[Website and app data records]
··········

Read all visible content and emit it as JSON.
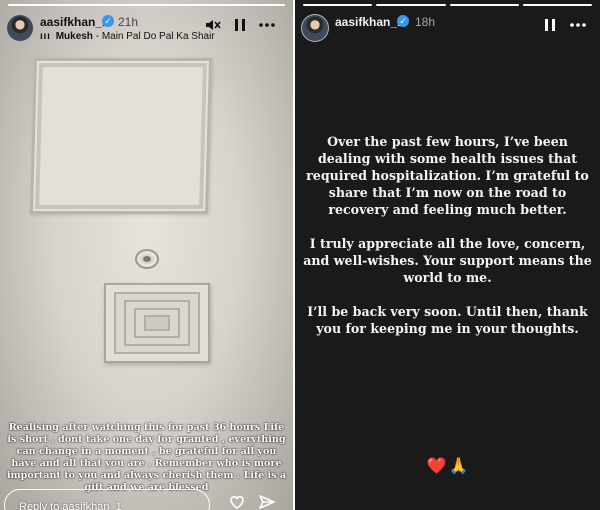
{
  "left_story": {
    "progress_segments": [
      1,
      0,
      0
    ],
    "username": "aasifkhan_1",
    "timestamp": "21h",
    "music": {
      "artist": "Mukesh",
      "separator": " - ",
      "song": "Main Pal Do Pal Ka Shair"
    },
    "icons": [
      "mute-icon",
      "pause-icon",
      "more-icon"
    ],
    "caption": "Realising after watching this for past 36 hours Life is short , dont take one day for granted , everything can change in a moment , be grateful for all you have and all that you are . Remember who is more important to you and always cherish them . Life is a gift and we are blessed",
    "reply_placeholder": "Reply to aasifkhan_1",
    "footer_icons": [
      "heart-icon",
      "send-icon"
    ]
  },
  "right_story": {
    "progress_segments": [
      1,
      1,
      1,
      1
    ],
    "username": "aasifkhan_1",
    "timestamp": "18h",
    "icons": [
      "pause-icon",
      "more-icon"
    ],
    "paragraphs": [
      "Over the past few hours, I’ve been dealing with some health issues that required hospitalization. I’m grateful to share that I’m now on the road to recovery and feeling much better.",
      "I truly appreciate all the love, concern, and well-wishes. Your support means the world to me.",
      "I’ll be back very soon. Until then, thank you for keeping me in your thoughts."
    ],
    "emojis": {
      "heart": "❤️",
      "folded_hands": "🙏"
    }
  },
  "colors": {
    "verified": "#3897f0",
    "right_bg": "#1a1a1a",
    "left_bg": "#d9d4cd"
  }
}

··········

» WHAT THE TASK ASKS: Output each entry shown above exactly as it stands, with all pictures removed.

» SOLUTION TO THE PROBLEM:
Read all visible content and emit it as JSON.
{
  "left_story": {
    "progress_segments": [
      1,
      0,
      0
    ],
    "username": "aasifkhan_1",
    "timestamp": "21h",
    "music": {
      "artist": "Mukesh",
      "separator": " - ",
      "song": "Main Pal Do Pal Ka Shair"
    },
    "icons": [
      "mute-icon",
      "pause-icon",
      "more-icon"
    ],
    "caption": "Realising after watching this for past 36 hours Life is short , dont take one day for granted , everything can change in a moment , be grateful for all you have and all that you are . Remember who is more important to you and always cherish them . Life is a gift and we are blessed",
    "reply_placeholder": "Reply to aasifkhan_1",
    "footer_icons": [
      "heart-icon",
      "send-icon"
    ]
  },
  "right_story": {
    "progress_segments": [
      1,
      1,
      1,
      1
    ],
    "username": "aasifkhan_1",
    "timestamp": "18h",
    "icons": [
      "pause-icon",
      "more-icon"
    ],
    "paragraphs": [
      "Over the past few hours, I’ve been dealing with some health issues that required hospitalization. I’m grateful to share that I’m now on the road to recovery and feeling much better.",
      "I truly appreciate all the love, concern, and well-wishes. Your support means the world to me.",
      "I’ll be back very soon. Until then, thank you for keeping me in your thoughts."
    ],
    "emojis": {
      "heart": "❤️",
      "folded_hands": "🙏"
    }
  },
  "colors": {
    "verified": "#3897f0",
    "right_bg": "#1a1a1a",
    "left_bg": "#d9d4cd"
  }
}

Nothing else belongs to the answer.